As you can see, you want bright light early in the day and to avoid it from the evening on. Add the “Bright light control” habit to your Energy Schedule in RISE for in-app reminders on when to get blue light and when to avoid it. Pair it with the “Block All Blue Light” habit that tells you when to wear blue-light blocking glasses to give you the best chance of getting enough shut-eye. (Find out the type of blue-light blocking glasses you should choose here.)
Staying awake after an all-nighter can feel like a Herculean task. But there are active steps you can take to make it easier on yourself, boost your next day performance, and help you pay back sleep debt as soon as possible.
To recap, keep your sleep debt low before the all-nighter (preferably below five hours). Then, follow the science-backed recommendations on what to do during and after the all-nighter — remember, good sleep hygiene tied to your circadian rhythm is key. (Check out our step-by-step Sleep Guide for more tips.)

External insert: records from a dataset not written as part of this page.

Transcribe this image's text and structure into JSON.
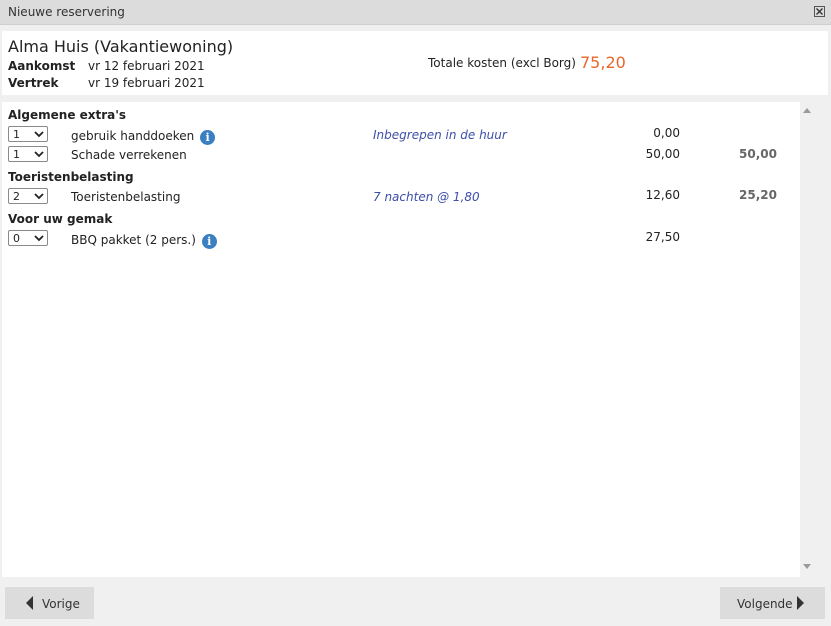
{
  "window": {
    "title": "Nieuwe reservering"
  },
  "header": {
    "property_name": "Alma Huis (Vakantiewoning)",
    "arrival_label": "Aankomst",
    "arrival_value": "vr 12 februari 2021",
    "departure_label": "Vertrek",
    "departure_value": "vr 19 februari 2021",
    "total_label": "Totale kosten (excl Borg)",
    "total_value": "75,20"
  },
  "sections": [
    {
      "title": "Algemene extra's",
      "items": [
        {
          "qty": "1",
          "label": "gebruik handdoeken",
          "info": true,
          "note": "Inbegrepen in de huur",
          "price": "0,00",
          "subtotal": ""
        },
        {
          "qty": "1",
          "label": "Schade verrekenen",
          "info": false,
          "note": "",
          "price": "50,00",
          "subtotal": "50,00"
        }
      ]
    },
    {
      "title": "Toeristenbelasting",
      "items": [
        {
          "qty": "2",
          "label": "Toeristenbelasting",
          "info": false,
          "note": "7 nachten @ 1,80",
          "price": "12,60",
          "subtotal": "25,20"
        }
      ]
    },
    {
      "title": "Voor uw gemak",
      "items": [
        {
          "qty": "0",
          "label": "BBQ pakket (2 pers.)",
          "info": true,
          "note": "",
          "price": "27,50",
          "subtotal": ""
        }
      ]
    }
  ],
  "buttons": {
    "prev_label": "Vorige",
    "next_label": "Volgende"
  },
  "icons": {
    "info": "info-icon",
    "close": "close-icon",
    "prev": "triangle-left-icon",
    "next": "triangle-right-icon"
  },
  "colors": {
    "total_accent": "#e8672a",
    "note_text": "#3d4fa8",
    "info_badge": "#3a7fc1"
  }
}
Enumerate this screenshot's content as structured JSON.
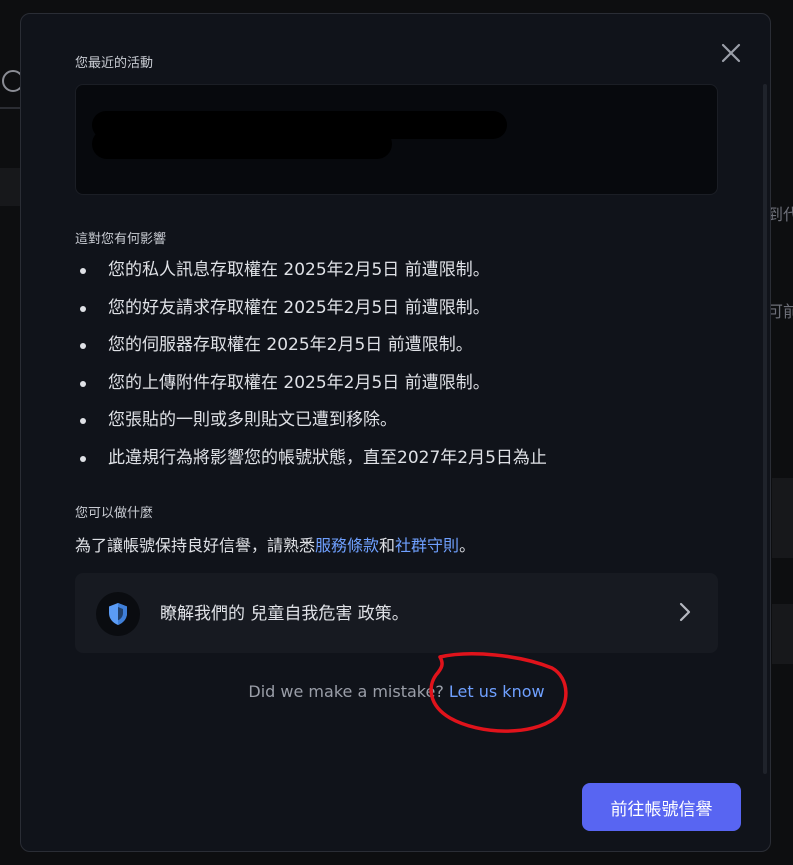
{
  "modal": {
    "recent_activity_title": "您最近的活動",
    "effects_title": "這對您有何影響",
    "effects": [
      "您的私人訊息存取權在 2025年2月5日 前遭限制。",
      "您的好友請求存取權在 2025年2月5日 前遭限制。",
      "您的伺服器存取權在 2025年2月5日 前遭限制。",
      "您的上傳附件存取權在 2025年2月5日 前遭限制。",
      "您張貼的一則或多則貼文已遭到移除。",
      "此違規行為將影響您的帳號狀態，直至2027年2月5日為止"
    ],
    "what_to_do_title": "您可以做什麼",
    "what_to_do": {
      "prefix": "為了讓帳號保持良好信譽，請熟悉",
      "terms_link": "服務條款",
      "and": "和",
      "guidelines_link": "社群守則",
      "suffix": "。"
    },
    "policy_card": {
      "text": "瞭解我們的 兒童自我危害 政策。",
      "icon": "shield-icon"
    },
    "mistake": {
      "text": "Did we make a mistake?",
      "link": "Let us know"
    },
    "primary_button": "前往帳號信譽",
    "close_icon": "close-icon"
  },
  "background": {
    "fragment_1": "到代",
    "fragment_2": "可前"
  },
  "colors": {
    "accent": "#5865f2",
    "link": "#6fa0ff",
    "annotation": "#e0131b",
    "modal_bg": "#10131a"
  }
}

Yes, it can be a little overwhelming to remember what to do — and not do — at the right times to stay awake after an all-nighter and pay down sleep debt afterward. That’s where the 20+ science-backed sleep habits in the RISE app come in handy. Tailored to your unique chronobiology, RISE delivers in-app reminders to help you stay awake after an all-nighter and get back to your best as quickly as possible.
Counterintuitively, yes, although we recommend napping during your natural mid-day energy dip to help pay back sleep debt and boost your next-day energy levels. Also, consider going to bed earlier that night (ideally within your Melatonin Window) and sleeping in up to an hour from your usual wake time to pay down your sleep debt as much as you can.
Aim to go to bed about an hour earlier and sleep in up to an hour later the next day to start paying back debt without incurring too much circadian misalignment. Anything longer than that and you’ll make it harder to get back to a normal sleep schedule.
To stay awake after an all-nighter, start with minimal to no sleep debt before the actual event. Also, practice good sleep hygiene, leverage your circadian rhythm, and pay back sleep debt with a nap during your Afternoon Dip.
If those are the choices, then yes. However, meeting your genetically determined sleep need and paying down sleep debt in the following nights are still the best ways to feel and function your best after an all-nighter.
Learn more about Rise for sales teams.
RISE makes it easy to improve your sleep and daily energy to reach your potential